This is where the humor lies. Barry starts off a new paragraph with “Why do we have such low self esteem? There are many complex psychological and societal reasons…” and at this point, you think he is about to bring some factual evidence into the essay that actually means something. Instead he says, “By which I mean Barbie” yes, the psychological reason females have un realistic expectations is because of a doll. He tells us about the height and weight of what “real life” Barbie would be. To me this is Barry’s evidential support, this is about the only time in the entire article he uses numbers.
Later on in the article he says “men don’t notice 97% of the efforts women put in anyways” and “”The average woman spends 5,000 hours per year worrying about her fingernails” That is all of the facts and evidential support he uses for the entire article. Because this article is based mostly on Barry’s personal feelings and senses, instead of facts, he has to really elaborate on points that he tries to make. If he doesn’t make them sound factual, and that they have something to do with the essay he won’t draw the reader in. You would just get lost.

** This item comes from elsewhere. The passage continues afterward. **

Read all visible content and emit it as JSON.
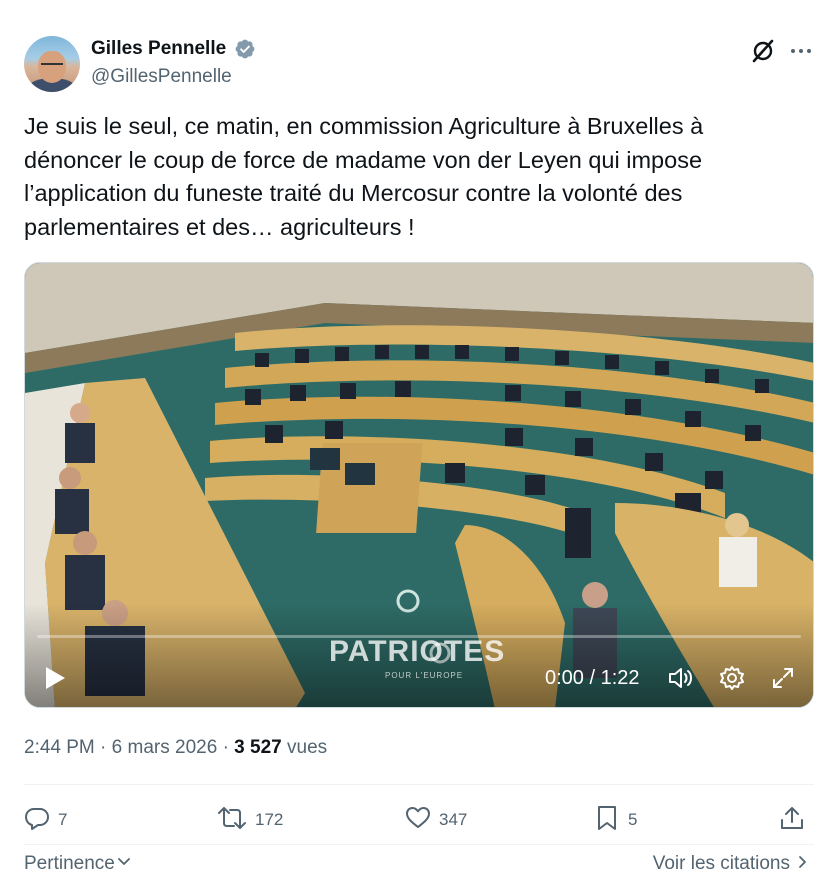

He does a good job at that. The difference between senses and facts is that it doesn’t make a difference what one believes about something; things that are of real value are what you’ll be able to back it up with. In this article you are drawing upon the authors senses, because there is barely any “real” facts.
We are going based solely upon life stories of the writer and his senses. I came to the conclusion that instead of having one focal idea for the entire essay, Barry has two main points. Women put tons of effort into their appearance, trying to perfect their beauty. Men on the other hand, do not. I agree with everything the author touched upon about how woman portray themselves. Because of that, it was extremely hard for me to argue against the points he made. There is not much factual information in this article, so I can not elaborate on what could be “right” or “wrong”. All of the applications Barry made in this article were appropriate. For example, everything he stated about Cindy Crawford. He states that no matter how hard those women in the audience tried to apply their products like Cindy Crawford, they would never look like her.
Also, they may even look the same as they did when they applied their makeup how they used to. Barry claims the reason many women are obsessed with looking a certain way (or his example, like Cindy Crawford) is because men want them to look that way. Once again Barry is using personal knowledge, instead of factual evidence, to back up his writing. Even though he uses personal knowledge, there is an exactness throughout his essay that makes the reader feel as if Barry is presenting a case to you. Barry says if he had to express in three words what most women think about their appearance it would be “not good enough”, in my opinion that is very accurate. Dave Berry, touches upon what women actually think of themselves and why that is, and how irrelevant most of our efforts are in the eyes of men. Barry argues his points by addressing each gender.
While addressing each gender he uses humor, but kept it serious enough. He kept the serious feel alive by bringing in outside worldly examples such As dolls and celebrities to get his point across. Barry did write this article targeting males, but added things for women, using real life examples we all could relate to. The personal style of this essay was evident, considering he had little factual evidence to support his thesis. Though he had little factual evidence Barry did a
spectacular job exposing the truth to his readers.